Rachel Gendreau thought the call from “Wachovia” from a Virginia number involved an issue with a check.
Instead, what Gendreau heard was a two-minute rant calling for black people to be sent to Africa and white supremacist pseudoscience.
“It was ugly,” said Gendreau, who works at a restaurant in downtown Charlottesville. “And, it was not short.”
The call, which ended with a request to go to the website of Idaho racist Scott D. Rhodes, hit about a dozen businesses just days after the city of 48,000 came through a tense weekend marking the first anniversary of the deadly “Unite the Right” rally.
The initial rally on August 11 and 12, 2017 saw 32-year-old Heather Heyer killed and two Virginia State Police officers die when their helicopter used to monitor the event crashed. And, the calls came just before the first felony sentencing hearings stemming from the event, which devolved into a riot with white nationalists, racists, neo-Nazis and their sympathizers overrunning the downtown area,
While the city stayed quiet during the anniversary weekend, the robocalls turned up the emotions and memories from the 2017 rally,
“It’s not just coincidental,” Gendreau said.
‘Just hang up’
Rhodes, a resident of Sandpoint, Idaho, has been previously linked by police to the distribution of racist literature, including CDs, in the north Idaho community.
Rhodes also was identified as a person of interest by police in Alexandria, Virginia, last year after the mayor and city council members began receiving racist, antisemitic phone calls, and racist literature was distributed. A criminal investigation was launched, but no charges were filed.
Rhodes has also been linked to racist robocalls targeting U.S. Sen. Dianne Feinstein of California.
Captain Darrell Byers of the Albemarle County Police Department said there have been multiple reports of the calls, but because the caller is using a “spoofed” number, investigators can’t do much.
“It’s difficult for us to backtrack that information,” Byers said. “It’s just like a political candidate doing robocalls.”
Charlottesville Police Chief RaShall Brackney did not return a message seeking comment. Gendreau estimated that at least a dozen businesses in Charlottesville received the call.
By spoofing a phone number out of Danville, Virginia, Rhodes made the number appear local and hid the origin of the call. The number, provided to Hatewatch by several recipients of the call, is registered to a resident in that city.
The number used in the calls to Charlottesville also ends in the digits “1488,” a significant number in the neo-Nazi culture. The “14” refers to white supremacist David Lane’s directive, “We must secure the existence of our people and a future for white children.” The “88” is an homage to the leader of Nazi Germany, Adolf Hitler. “H” is the eight letter of the alphabet and the “88” stands for “HH” or “heil Hitler.”
Byers said as the calls are reported to police, that information is shared with other law enforcement agencies.
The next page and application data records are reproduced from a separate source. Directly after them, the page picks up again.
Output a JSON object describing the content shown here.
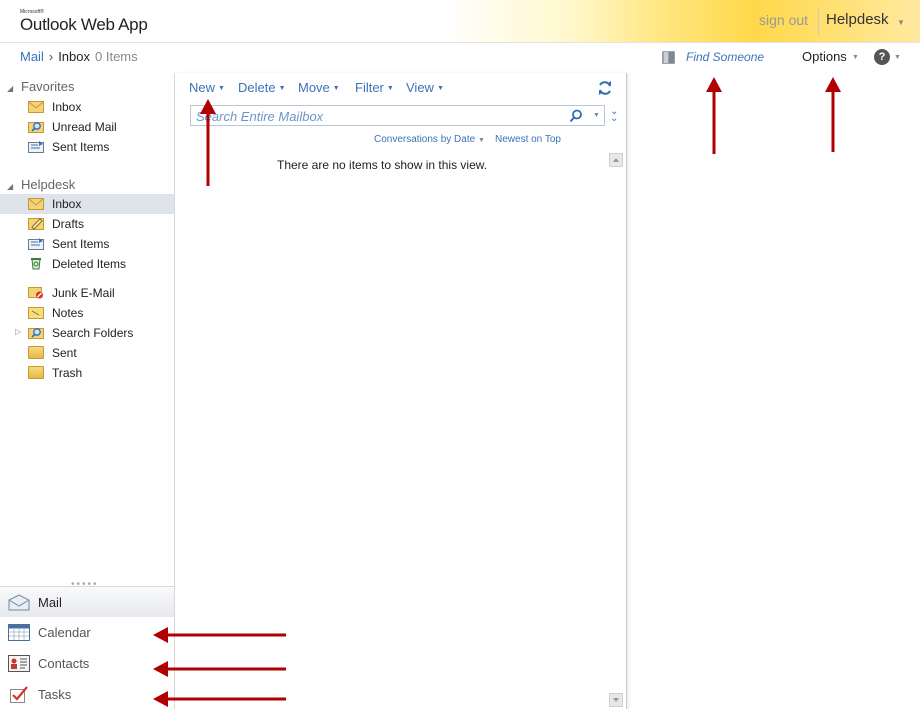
{
  "header": {
    "brand_small": "Microsoft®",
    "brand": "Outlook Web App",
    "sign_out": "sign out",
    "user": "Helpdesk"
  },
  "breadcrumb": {
    "root": "Mail",
    "folder": "Inbox",
    "count": "0 Items"
  },
  "topbar": {
    "find_someone": "Find Someone",
    "options": "Options",
    "help": "?"
  },
  "nav": {
    "favorites": {
      "title": "Favorites",
      "items": [
        {
          "label": "Inbox",
          "icon": "inbox-icon"
        },
        {
          "label": "Unread Mail",
          "icon": "search-folder-icon"
        },
        {
          "label": "Sent Items",
          "icon": "sent-items-icon"
        }
      ]
    },
    "mailbox": {
      "title": "Helpdesk",
      "items": [
        {
          "label": "Inbox",
          "icon": "inbox-icon",
          "selected": true
        },
        {
          "label": "Drafts",
          "icon": "drafts-icon"
        },
        {
          "label": "Sent Items",
          "icon": "sent-items-icon"
        },
        {
          "label": "Deleted Items",
          "icon": "deleted-items-icon"
        },
        {
          "label": "Junk E-Mail",
          "icon": "junk-icon"
        },
        {
          "label": "Notes",
          "icon": "notes-icon"
        },
        {
          "label": "Search Folders",
          "icon": "search-folder-icon"
        },
        {
          "label": "Sent",
          "icon": "folder-icon"
        },
        {
          "label": "Trash",
          "icon": "folder-icon"
        }
      ]
    },
    "modules": [
      {
        "label": "Mail",
        "icon": "mail-icon",
        "active": true
      },
      {
        "label": "Calendar",
        "icon": "calendar-icon"
      },
      {
        "label": "Contacts",
        "icon": "contacts-icon"
      },
      {
        "label": "Tasks",
        "icon": "tasks-icon"
      }
    ]
  },
  "toolbar": {
    "new": "New",
    "delete": "Delete",
    "move": "Move",
    "filter": "Filter",
    "view": "View"
  },
  "search": {
    "placeholder": "Search Entire Mailbox",
    "value": ""
  },
  "sort": {
    "by": "Conversations by Date",
    "order": "Newest on Top"
  },
  "list": {
    "empty_message": "There are no items to show in this view."
  },
  "colors": {
    "link": "#3b73b9",
    "arrow": "#b00000",
    "selected_bg": "#dfe4ea"
  }
}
But, for now, Byers said, there’s not much law enforcement can do about the calls.
“At the end of the day, just hang up,” Byers said.
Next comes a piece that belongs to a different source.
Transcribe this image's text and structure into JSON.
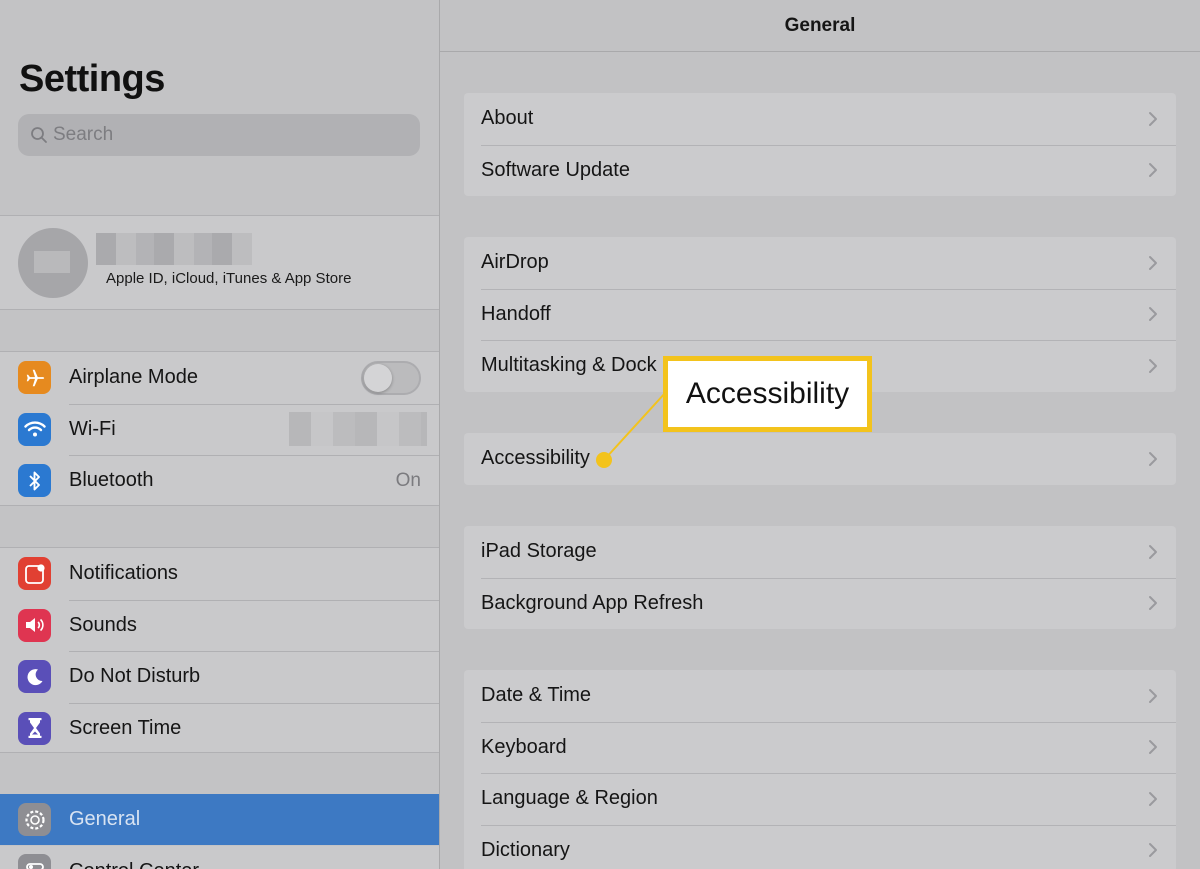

Horrifying, chilling call
A year ago, Gendreau and her co-workers watched as neo-Nazis and others rampaged through downtown. Gendreau even saw 21-years-old James Alex Fields drive by their restaurant, moments before Heyer was hit and killed. Fields faces first-degree murder charges and federal hate crime charges stemming from the death.
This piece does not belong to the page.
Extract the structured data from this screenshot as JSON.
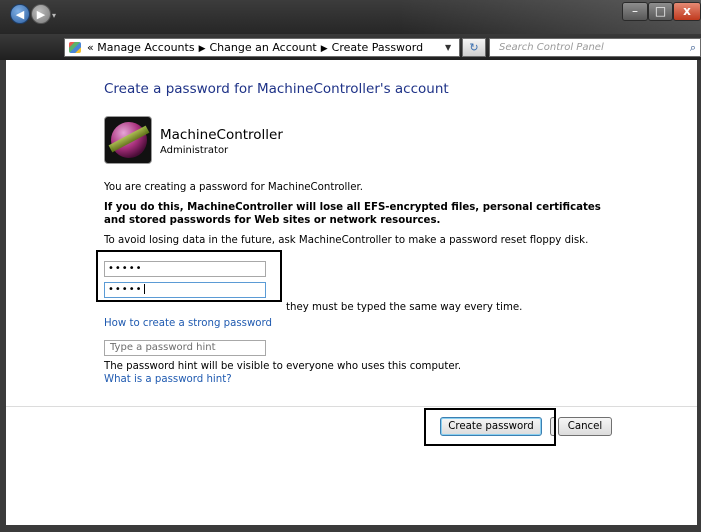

What happened that weekend is still real to Gendreau and others who witnessed it. Getting the robocall brought back many memories of that day, Gendreau said.
The recording repeatedly referenced “negroes” and other racial slurs and had music playing in the background, Gendreau said.
And, the call was surprising for more than just its content, Gendreau said. The recording sounded quite professional, with what may have been a voice actor reading a script, she said.
The owner of a downtown business, who did not want to be named, said the message of the recording was a call to violence by white people.
“What this guy had was a call for jihad,” the business owner said.
“It was horrifying,” said Gendreau, who noted that she cried after hearing the recording.
Gendreau and other business owners are frustrated that not much can be done about the calls, even though a few Google searches led them to Rhodes as the person likely making the calls.
For now, at least, they plan to follow Byers’ advice should another similar call come in — just hang up.